A private attorney, his installation by president Thabo Mbeki was akin to a poacher being appointed game keeper. But that didn’t turn out to be a problem as Ngcuka was steadfastly independent. Rather, being an outsider, he was vulnerable to unwitting but serious errors of judgement.
Most famous of these was Ngcuka’s decision not to jointly charge then deputy president Jacob Zuma alongside his corrupt Arms Deal accomplice Schabir Shaik (who got a 15 year jail sentence). That error was later compound by his public statement that although the state had a “prima facie” corruption case against Zuma, it would not charge him because the NPA lacked confidence it could win.
Straight-shooting Breytenbach writes that Ngcuka, whom she liked, had been misled: “That crap must have come out the mouth of Leonard McCarthy, head of the Scorpions (and) close to Ngcuka. It made no sense – if you have a prima facie case you have to prosecute. That is what prima facie means! The advice Bulelani got was an oxymoron, more moron than oxy.”

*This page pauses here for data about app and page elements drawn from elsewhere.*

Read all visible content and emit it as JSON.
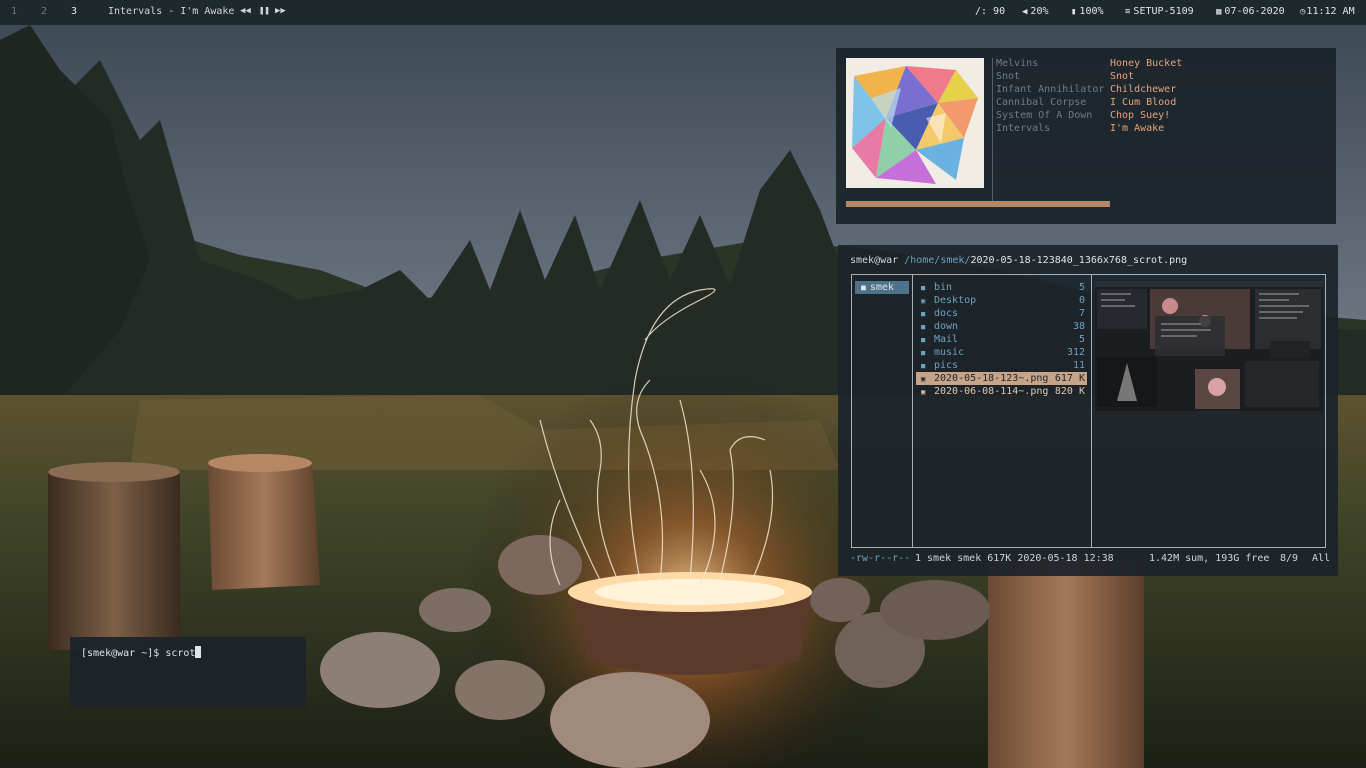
{
  "topbar": {
    "workspaces": [
      "1",
      "2",
      "3"
    ],
    "active_workspace": "3",
    "now_playing": "Intervals - I'm Awake",
    "controls": {
      "prev_icon": "prev-icon",
      "pause_icon": "pause-icon",
      "next_icon": "next-icon"
    },
    "disk": "/: 90",
    "volume": "20%",
    "battery": "100%",
    "wifi": "SETUP-5109",
    "date": "07-06-2020",
    "time": "11:12 AM"
  },
  "music_panel": {
    "cover_art": "album-cover",
    "playlist": [
      {
        "artist": "Melvins",
        "song": "Honey Bucket"
      },
      {
        "artist": "Snot",
        "song": "Snot"
      },
      {
        "artist": "Infant Annihilator",
        "song": "Childchewer"
      },
      {
        "artist": "Cannibal Corpse",
        "song": "I Cum Blood"
      },
      {
        "artist": "System Of A Down",
        "song": "Chop Suey!"
      },
      {
        "artist": "Intervals",
        "song": "I'm Awake"
      }
    ],
    "progress": 0.55,
    "colors": {
      "song": "#e3a57c",
      "artist": "#6f7c85",
      "progress": "#b48668"
    }
  },
  "ranger": {
    "path": {
      "host": "smek@war",
      "dir": "/home/smek/",
      "file": "2020-05-18-123840_1366x768_scrot.png"
    },
    "parent": "smek",
    "entries": [
      {
        "name": "bin",
        "size": "5",
        "type": "dir"
      },
      {
        "name": "Desktop",
        "size": "0",
        "type": "dir"
      },
      {
        "name": "docs",
        "size": "7",
        "type": "dir"
      },
      {
        "name": "down",
        "size": "38",
        "type": "dir"
      },
      {
        "name": "Mail",
        "size": "5",
        "type": "dir"
      },
      {
        "name": "music",
        "size": "312",
        "type": "dir"
      },
      {
        "name": "pics",
        "size": "11",
        "type": "dir"
      },
      {
        "name": "2020-05-18-123~.png",
        "size": "617 K",
        "type": "file",
        "selected": true
      },
      {
        "name": "2020-06-08-114~.png",
        "size": "820 K",
        "type": "file"
      }
    ],
    "status": {
      "permissions": "-rw-r--r--",
      "info": "1 smek smek 617K 2020-05-18 12:38",
      "summary": "1.42M sum, 193G free",
      "position": "8/9",
      "scroll": "All"
    },
    "colors": {
      "dir": "#6ea2c0",
      "selected_bg": "#c7a387"
    }
  },
  "terminal": {
    "prompt": "[smek@war ~]$",
    "command": "scrot"
  }
}
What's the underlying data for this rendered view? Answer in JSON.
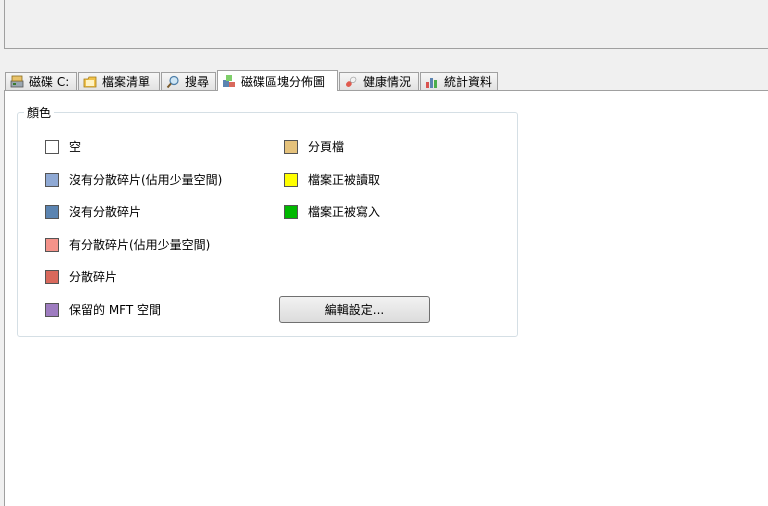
{
  "tabs": [
    {
      "label": "磁碟 C:",
      "icon": "drive-icon",
      "active": false
    },
    {
      "label": "檔案清單",
      "icon": "folder-icon",
      "active": false
    },
    {
      "label": "搜尋",
      "icon": "search-icon",
      "active": false
    },
    {
      "label": "磁碟區塊分佈圖",
      "icon": "blocks-icon",
      "active": true
    },
    {
      "label": "健康情況",
      "icon": "pill-icon",
      "active": false
    },
    {
      "label": "統計資料",
      "icon": "bar-chart-icon",
      "active": false
    }
  ],
  "colors_group": {
    "title": "顏色",
    "left_items": [
      {
        "label": "空",
        "color": "#ffffff"
      },
      {
        "label": "沒有分散碎片(佔用少量空間)",
        "color": "#8fa9d4"
      },
      {
        "label": "沒有分散碎片",
        "color": "#5b84b1"
      },
      {
        "label": "有分散碎片(佔用少量空間)",
        "color": "#f4938a"
      },
      {
        "label": "分散碎片",
        "color": "#d9695c"
      },
      {
        "label": "保留的 MFT 空間",
        "color": "#9e7cc0"
      }
    ],
    "right_items": [
      {
        "label": "分頁檔",
        "color": "#e5c27c"
      },
      {
        "label": "檔案正被讀取",
        "color": "#ffff00"
      },
      {
        "label": "檔案正被寫入",
        "color": "#00b800"
      }
    ],
    "edit_button_label": "編輯設定..."
  }
}
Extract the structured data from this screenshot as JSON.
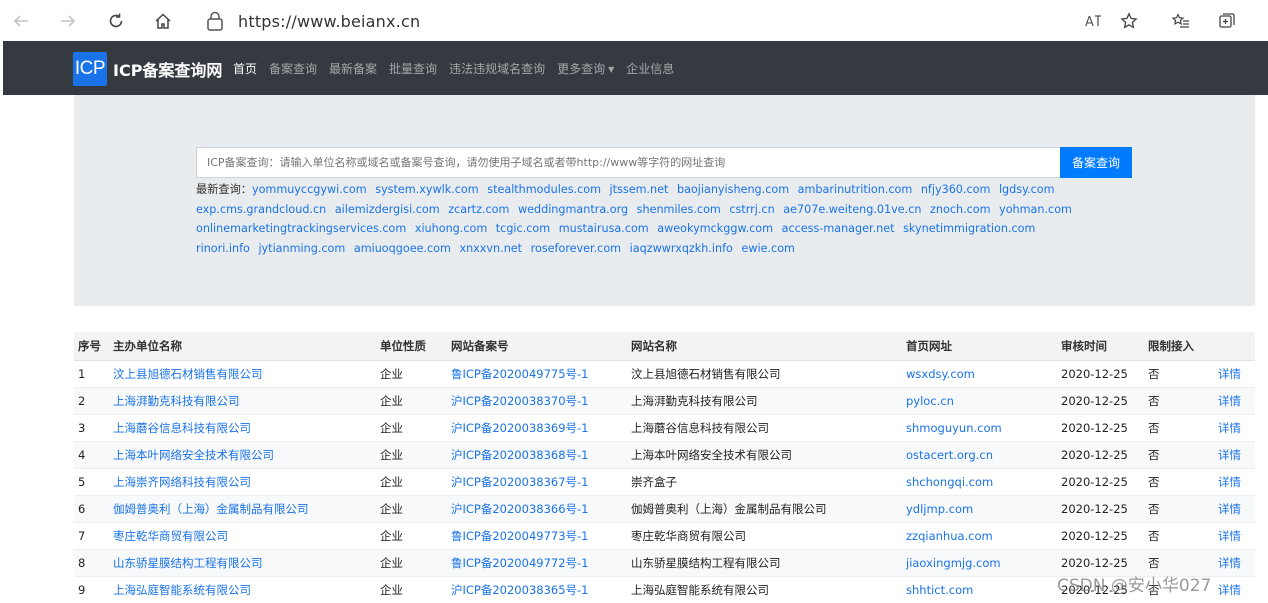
{
  "browser": {
    "url": "https://www.beianx.cn"
  },
  "navbar": {
    "logo_text": "ICP",
    "brand_name": "ICP备案查询网",
    "links": [
      "首页",
      "备案查询",
      "最新备案",
      "批量查询",
      "违法违规域名查询",
      "更多查询",
      "企业信息"
    ]
  },
  "search": {
    "placeholder": "ICP备案查询：请输入单位名称或域名或备案号查询，请勿使用子域名或者带http://www等字符的网址查询",
    "button_label": "备案查询"
  },
  "latest": {
    "label": "最新查询：",
    "items": [
      "yommuyccgywi.com",
      "system.xywlk.com",
      "stealthmodules.com",
      "jtssem.net",
      "baojianyisheng.com",
      "ambarinutrition.com",
      "nfjy360.com",
      "lgdsy.com",
      "exp.cms.grandcloud.cn",
      "ailemizdergisi.com",
      "zcartz.com",
      "weddingmantra.org",
      "shenmiles.com",
      "cstrrj.cn",
      "ae707e.weiteng.01ve.cn",
      "znoch.com",
      "yohman.com",
      "onlinemarketingtrackingservices.com",
      "xiuhong.com",
      "tcgic.com",
      "mustairusa.com",
      "aweokymckggw.com",
      "access-manager.net",
      "skynetimmigration.com",
      "rinori.info",
      "jytianming.com",
      "amiuoqgoee.com",
      "xnxxvn.net",
      "roseforever.com",
      "iaqzwwrxqzkh.info",
      "ewie.com"
    ]
  },
  "table": {
    "headers": [
      "序号",
      "主办单位名称",
      "单位性质",
      "网站备案号",
      "网站名称",
      "首页网址",
      "审核时间",
      "限制接入",
      ""
    ],
    "rows": [
      {
        "seq": "1",
        "org": "汶上县旭德石材销售有限公司",
        "type": "企业",
        "icp": "鲁ICP备2020049775号-1",
        "site": "汶上县旭德石材销售有限公司",
        "home": "wsxdsy.com",
        "time": "2020-12-25",
        "limit": "否",
        "detail": "详情"
      },
      {
        "seq": "2",
        "org": "上海湃勤克科技有限公司",
        "type": "企业",
        "icp": "沪ICP备2020038370号-1",
        "site": "上海湃勤克科技有限公司",
        "home": "pyloc.cn",
        "time": "2020-12-25",
        "limit": "否",
        "detail": "详情"
      },
      {
        "seq": "3",
        "org": "上海蘑谷信息科技有限公司",
        "type": "企业",
        "icp": "沪ICP备2020038369号-1",
        "site": "上海蘑谷信息科技有限公司",
        "home": "shmoguyun.com",
        "time": "2020-12-25",
        "limit": "否",
        "detail": "详情"
      },
      {
        "seq": "4",
        "org": "上海本叶网络安全技术有限公司",
        "type": "企业",
        "icp": "沪ICP备2020038368号-1",
        "site": "上海本叶网络安全技术有限公司",
        "home": "ostacert.org.cn",
        "time": "2020-12-25",
        "limit": "否",
        "detail": "详情"
      },
      {
        "seq": "5",
        "org": "上海崇齐网络科技有限公司",
        "type": "企业",
        "icp": "沪ICP备2020038367号-1",
        "site": "崇齐盒子",
        "home": "shchongqi.com",
        "time": "2020-12-25",
        "limit": "否",
        "detail": "详情"
      },
      {
        "seq": "6",
        "org": "伽姆普奥利（上海）金属制品有限公司",
        "type": "企业",
        "icp": "沪ICP备2020038366号-1",
        "site": "伽姆普奥利（上海）金属制品有限公司",
        "home": "ydljmp.com",
        "time": "2020-12-25",
        "limit": "否",
        "detail": "详情"
      },
      {
        "seq": "7",
        "org": "枣庄乾华商贸有限公司",
        "type": "企业",
        "icp": "鲁ICP备2020049773号-1",
        "site": "枣庄乾华商贸有限公司",
        "home": "zzqianhua.com",
        "time": "2020-12-25",
        "limit": "否",
        "detail": "详情"
      },
      {
        "seq": "8",
        "org": "山东骄星膜结构工程有限公司",
        "type": "企业",
        "icp": "鲁ICP备2020049772号-1",
        "site": "山东骄星膜结构工程有限公司",
        "home": "jiaoxingmjg.com",
        "time": "2020-12-25",
        "limit": "否",
        "detail": "详情"
      },
      {
        "seq": "9",
        "org": "上海弘庭智能系统有限公司",
        "type": "企业",
        "icp": "沪ICP备2020038365号-1",
        "site": "上海弘庭智能系统有限公司",
        "home": "shhtict.com",
        "time": "2020-12-25",
        "limit": "否",
        "detail": "详情"
      }
    ]
  },
  "watermark": "CSDN @安小华027"
}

When Ngcuka resigned to make his fortune in business, president Mbeki replaced him with Vusi Pikoli, a former deputy DG in the Department of Justice. Described by Breytenbach as “a breath of fresh air”, the week after Shaik was found guilty Pikoli re-instated corruption charges against Zuma, who had recently been fired as Mbeki’s deputy president.
Zuma’s subsequent surprising resurgence is well documented. Not as well remembered is how Mbeki suspended Pikoli because the NPA head was going after ANC stalwart but deeply corrupted SA Police Commissioner Jackie Selebi. In December 2008, despite a Parliamentary Commission of Inquiry recommending he be retained, Pikoli was fired ostensibly because he refused to sweep the Arms Deal under the carpet.
Thanks to the tireless efforts of forensic investigator Paul O’Sullivan, Mbeki’s intervention proved only temporary relief since Selebi was eventually sentenced. But for Pikoli, the decision to speak and follow his conscience rather than the party line cost him the job.
When describing Pikoli in her book, Breytenbach comes as close to gushing as you’ll find from this hard-as-nails inquisitor: “Vusi had such integrity. He was an astonishingly good national director. He took no shit, but nobody cared because he worked harder than any of us. He would be in his office at 5am working, and be there until late at night. He demanded punctuality. He put the P back in Prosecutor.”
The ConCourt judgement on Abrahams is imminent. New president Cyril Ramaphosa is playing it by the book, allowing the law to decide whether Zuma’s man is fit for office. Most lawyers believe he will be ejected. For a public baying for action against the State Capturing elite, Abraham’s departure cannot come soon enough.
Who replaces him, however, will be key to what happens next. To launch SA’s version of Brazil’s Operation Car Wash (which has jailed a popular former president and over 100 previously influential politicians and businessmen), the country needs a hard-working, knowledgeable and forceful leader at the NPA.
Those implicated in corruption – including many who are politically powerful – will be desperate to keep Vusi Pikoli away from an office he should have never been allowed to leave. Hopefully Ramaphosa, who alone makes the call, won’t be tempted into compromising with them in the name of ANC unity.
My bet? Cyril will do the right thing. Just like he did when reinstating finance minister Nhlanhla Nene and appointing Gupta-nemesis Pravin Gordhan to look after State Enterprises. By his actions, Pikoli has shown us he is made of the same incorruptible material. And he knows exactly what is required in this critically important role. Hope springs.
Cyril Ramaphosa: The Audio Biography
Listen to the story of Cyril Ramaphosa's rise to presidential power, narrated by our very own Alec Hogg.